Your task is to reproduce the entries below word for word.

**** Source data ****

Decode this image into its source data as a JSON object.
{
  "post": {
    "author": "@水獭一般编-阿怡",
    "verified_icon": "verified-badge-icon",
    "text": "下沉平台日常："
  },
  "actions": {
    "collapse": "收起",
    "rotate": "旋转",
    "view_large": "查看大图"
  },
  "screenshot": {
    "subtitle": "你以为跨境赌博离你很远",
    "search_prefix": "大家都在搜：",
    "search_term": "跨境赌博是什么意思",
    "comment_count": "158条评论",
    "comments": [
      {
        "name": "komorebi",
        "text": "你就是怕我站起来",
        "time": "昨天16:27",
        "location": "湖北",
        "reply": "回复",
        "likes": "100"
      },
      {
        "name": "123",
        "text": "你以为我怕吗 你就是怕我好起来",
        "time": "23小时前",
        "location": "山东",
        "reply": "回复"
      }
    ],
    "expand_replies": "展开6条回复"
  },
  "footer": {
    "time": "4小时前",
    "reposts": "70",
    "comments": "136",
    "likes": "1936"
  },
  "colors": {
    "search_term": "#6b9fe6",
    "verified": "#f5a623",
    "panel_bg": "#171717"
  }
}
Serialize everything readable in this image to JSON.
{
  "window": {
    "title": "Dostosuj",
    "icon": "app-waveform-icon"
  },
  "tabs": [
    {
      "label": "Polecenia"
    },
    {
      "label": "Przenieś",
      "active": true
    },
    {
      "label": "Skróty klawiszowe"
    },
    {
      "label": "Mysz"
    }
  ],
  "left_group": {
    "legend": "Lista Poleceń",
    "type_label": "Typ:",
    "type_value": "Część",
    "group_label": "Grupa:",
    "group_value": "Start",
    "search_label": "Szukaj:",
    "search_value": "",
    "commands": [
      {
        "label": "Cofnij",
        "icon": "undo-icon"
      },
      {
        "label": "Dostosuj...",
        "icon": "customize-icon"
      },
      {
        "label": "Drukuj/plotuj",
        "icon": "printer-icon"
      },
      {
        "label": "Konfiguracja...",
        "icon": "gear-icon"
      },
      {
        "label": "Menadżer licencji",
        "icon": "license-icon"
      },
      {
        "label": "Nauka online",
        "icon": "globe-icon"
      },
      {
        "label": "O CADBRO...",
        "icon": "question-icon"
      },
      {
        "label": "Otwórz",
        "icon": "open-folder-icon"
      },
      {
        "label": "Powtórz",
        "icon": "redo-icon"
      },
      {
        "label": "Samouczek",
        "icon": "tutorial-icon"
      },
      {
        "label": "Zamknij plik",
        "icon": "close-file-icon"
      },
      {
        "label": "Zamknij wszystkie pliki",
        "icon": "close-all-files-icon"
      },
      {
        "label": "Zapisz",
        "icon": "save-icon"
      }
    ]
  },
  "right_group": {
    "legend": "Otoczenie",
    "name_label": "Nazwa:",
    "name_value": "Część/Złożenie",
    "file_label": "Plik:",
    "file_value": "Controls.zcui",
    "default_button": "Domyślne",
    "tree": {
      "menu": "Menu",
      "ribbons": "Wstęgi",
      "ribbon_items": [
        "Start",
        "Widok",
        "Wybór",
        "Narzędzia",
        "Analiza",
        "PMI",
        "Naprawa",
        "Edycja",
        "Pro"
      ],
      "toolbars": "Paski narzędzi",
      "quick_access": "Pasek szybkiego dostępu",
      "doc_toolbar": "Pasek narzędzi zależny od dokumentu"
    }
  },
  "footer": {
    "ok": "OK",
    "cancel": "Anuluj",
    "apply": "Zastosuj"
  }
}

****

■ The completed task ■
Decode this image into its source data as a JSON object.
{
  "post": {
    "author": "@水獭一般编-阿怡",
    "verified_icon": "verified-badge-icon",
    "text": "下沉平台日常："
  },
  "actions": {
    "collapse": "收起",
    "rotate": "旋转",
    "view_large": "查看大图"
  },
  "screenshot": {
    "subtitle": "你以为跨境赌博离你很远",
    "search_prefix": "大家都在搜：",
    "search_term": "跨境赌博是什么意思",
    "comment_count": "158条评论",
    "comments": [
      {
        "name": "komorebi",
        "text": "你就是怕我站起来",
        "time": "昨天16:27",
        "location": "湖北",
        "reply": "回复",
        "likes": "100"
      },
      {
        "name": "123",
        "text": "你以为我怕吗 你就是怕我好起来",
        "time": "23小时前",
        "location": "山东",
        "reply": "回复"
      }
    ],
    "expand_replies": "展开6条回复"
  },
  "footer": {
    "time": "4小时前",
    "reposts": "70",
    "comments": "136",
    "likes": "1936"
  },
  "colors": {
    "search_term": "#6b9fe6",
    "verified": "#f5a623",
    "panel_bg": "#171717"
  }
}
Serialize everything readable in this image to JSON.
{
  "window": {
    "title": "Dostosuj",
    "icon": "app-waveform-icon"
  },
  "tabs": [
    {
      "label": "Polecenia"
    },
    {
      "label": "Przenieś",
      "active": true
    },
    {
      "label": "Skróty klawiszowe"
    },
    {
      "label": "Mysz"
    }
  ],
  "left_group": {
    "legend": "Lista Poleceń",
    "type_label": "Typ:",
    "type_value": "Część",
    "group_label": "Grupa:",
    "group_value": "Start",
    "search_label": "Szukaj:",
    "search_value": "",
    "commands": [
      {
        "label": "Cofnij",
        "icon": "undo-icon"
      },
      {
        "label": "Dostosuj...",
        "icon": "customize-icon"
      },
      {
        "label": "Drukuj/plotuj",
        "icon": "printer-icon"
      },
      {
        "label": "Konfiguracja...",
        "icon": "gear-icon"
      },
      {
        "label": "Menadżer licencji",
        "icon": "license-icon"
      },
      {
        "label": "Nauka online",
        "icon": "globe-icon"
      },
      {
        "label": "O CADBRO...",
        "icon": "question-icon"
      },
      {
        "label": "Otwórz",
        "icon": "open-folder-icon"
      },
      {
        "label": "Powtórz",
        "icon": "redo-icon"
      },
      {
        "label": "Samouczek",
        "icon": "tutorial-icon"
      },
      {
        "label": "Zamknij plik",
        "icon": "close-file-icon"
      },
      {
        "label": "Zamknij wszystkie pliki",
        "icon": "close-all-files-icon"
      },
      {
        "label": "Zapisz",
        "icon": "save-icon"
      }
    ]
  },
  "right_group": {
    "legend": "Otoczenie",
    "name_label": "Nazwa:",
    "name_value": "Część/Złożenie",
    "file_label": "Plik:",
    "file_value": "Controls.zcui",
    "default_button": "Domyślne",
    "tree": {
      "menu": "Menu",
      "ribbons": "Wstęgi",
      "ribbon_items": [
        "Start",
        "Widok",
        "Wybór",
        "Narzędzia",
        "Analiza",
        "PMI",
        "Naprawa",
        "Edycja",
        "Pro"
      ],
      "toolbars": "Paski narzędzi",
      "quick_access": "Pasek szybkiego dostępu",
      "doc_toolbar": "Pasek narzędzi zależny od dokumentu"
    }
  },
  "footer": {
    "ok": "OK",
    "cancel": "Anuluj",
    "apply": "Zastosuj"
  }
}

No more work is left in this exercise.